▸ Task statement
Every record is to be copied unchanged, except that its pictures are removed.

** Records provided follows **

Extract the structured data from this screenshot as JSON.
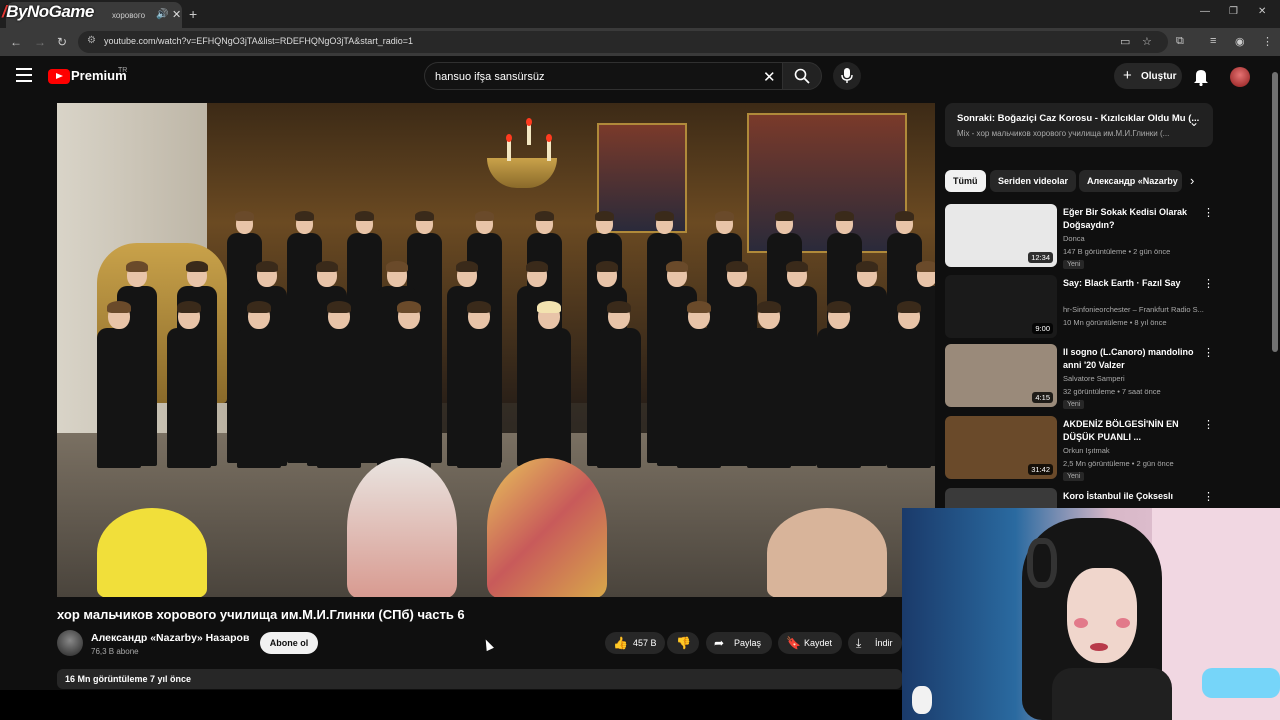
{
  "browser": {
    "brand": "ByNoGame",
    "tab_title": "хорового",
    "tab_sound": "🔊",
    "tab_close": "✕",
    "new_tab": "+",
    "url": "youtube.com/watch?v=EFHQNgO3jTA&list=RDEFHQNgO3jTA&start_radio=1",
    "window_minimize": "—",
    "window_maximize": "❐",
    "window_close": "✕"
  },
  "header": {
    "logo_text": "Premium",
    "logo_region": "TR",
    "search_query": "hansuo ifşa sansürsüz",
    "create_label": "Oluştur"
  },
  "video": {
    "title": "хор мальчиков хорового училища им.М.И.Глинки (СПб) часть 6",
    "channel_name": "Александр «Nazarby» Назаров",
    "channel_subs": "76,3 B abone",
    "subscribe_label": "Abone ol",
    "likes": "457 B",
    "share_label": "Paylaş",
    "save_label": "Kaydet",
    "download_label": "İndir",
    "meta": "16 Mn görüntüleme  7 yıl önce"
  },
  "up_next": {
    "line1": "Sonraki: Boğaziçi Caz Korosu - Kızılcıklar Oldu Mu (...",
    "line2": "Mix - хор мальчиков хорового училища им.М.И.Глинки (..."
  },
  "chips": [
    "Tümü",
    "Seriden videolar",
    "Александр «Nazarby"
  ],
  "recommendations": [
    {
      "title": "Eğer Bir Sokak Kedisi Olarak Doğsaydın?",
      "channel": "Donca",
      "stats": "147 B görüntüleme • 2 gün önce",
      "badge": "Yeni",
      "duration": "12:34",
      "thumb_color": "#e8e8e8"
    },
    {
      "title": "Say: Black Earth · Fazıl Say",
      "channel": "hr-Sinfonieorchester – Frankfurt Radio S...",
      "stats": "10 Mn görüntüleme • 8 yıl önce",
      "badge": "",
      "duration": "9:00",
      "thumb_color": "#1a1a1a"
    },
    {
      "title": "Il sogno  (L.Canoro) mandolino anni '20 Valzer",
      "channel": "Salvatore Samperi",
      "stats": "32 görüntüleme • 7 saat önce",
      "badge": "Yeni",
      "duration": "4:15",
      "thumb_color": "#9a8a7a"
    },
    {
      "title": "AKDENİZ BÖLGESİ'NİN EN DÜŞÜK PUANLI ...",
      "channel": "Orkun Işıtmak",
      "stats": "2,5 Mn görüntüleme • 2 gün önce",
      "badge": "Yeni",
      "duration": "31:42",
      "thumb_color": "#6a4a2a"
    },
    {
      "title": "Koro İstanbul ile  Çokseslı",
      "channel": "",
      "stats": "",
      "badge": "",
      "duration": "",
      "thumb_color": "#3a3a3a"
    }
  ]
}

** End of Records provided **

▸ Written reply
Extract the structured data from this screenshot as JSON.
{
  "browser": {
    "brand": "ByNoGame",
    "tab_title": "хорового",
    "tab_sound": "🔊",
    "tab_close": "✕",
    "new_tab": "+",
    "url": "youtube.com/watch?v=EFHQNgO3jTA&list=RDEFHQNgO3jTA&start_radio=1",
    "window_minimize": "—",
    "window_maximize": "❐",
    "window_close": "✕"
  },
  "header": {
    "logo_text": "Premium",
    "logo_region": "TR",
    "search_query": "hansuo ifşa sansürsüz",
    "create_label": "Oluştur"
  },
  "video": {
    "title": "хор мальчиков хорового училища им.М.И.Глинки (СПб) часть 6",
    "channel_name": "Александр «Nazarby» Назаров",
    "channel_subs": "76,3 B abone",
    "subscribe_label": "Abone ol",
    "likes": "457 B",
    "share_label": "Paylaş",
    "save_label": "Kaydet",
    "download_label": "İndir",
    "meta": "16 Mn görüntüleme  7 yıl önce"
  },
  "up_next": {
    "line1": "Sonraki: Boğaziçi Caz Korosu - Kızılcıklar Oldu Mu (...",
    "line2": "Mix - хор мальчиков хорового училища им.М.И.Глинки (..."
  },
  "chips": [
    "Tümü",
    "Seriden videolar",
    "Александр «Nazarby"
  ],
  "recommendations": [
    {
      "title": "Eğer Bir Sokak Kedisi Olarak Doğsaydın?",
      "channel": "Donca",
      "stats": "147 B görüntüleme • 2 gün önce",
      "badge": "Yeni",
      "duration": "12:34",
      "thumb_color": "#e8e8e8"
    },
    {
      "title": "Say: Black Earth · Fazıl Say",
      "channel": "hr-Sinfonieorchester – Frankfurt Radio S...",
      "stats": "10 Mn görüntüleme • 8 yıl önce",
      "badge": "",
      "duration": "9:00",
      "thumb_color": "#1a1a1a"
    },
    {
      "title": "Il sogno  (L.Canoro) mandolino anni '20 Valzer",
      "channel": "Salvatore Samperi",
      "stats": "32 görüntüleme • 7 saat önce",
      "badge": "Yeni",
      "duration": "4:15",
      "thumb_color": "#9a8a7a"
    },
    {
      "title": "AKDENİZ BÖLGESİ'NİN EN DÜŞÜK PUANLI ...",
      "channel": "Orkun Işıtmak",
      "stats": "2,5 Mn görüntüleme • 2 gün önce",
      "badge": "Yeni",
      "duration": "31:42",
      "thumb_color": "#6a4a2a"
    },
    {
      "title": "Koro İstanbul ile  Çokseslı",
      "channel": "",
      "stats": "",
      "badge": "",
      "duration": "",
      "thumb_color": "#3a3a3a"
    }
  ]
}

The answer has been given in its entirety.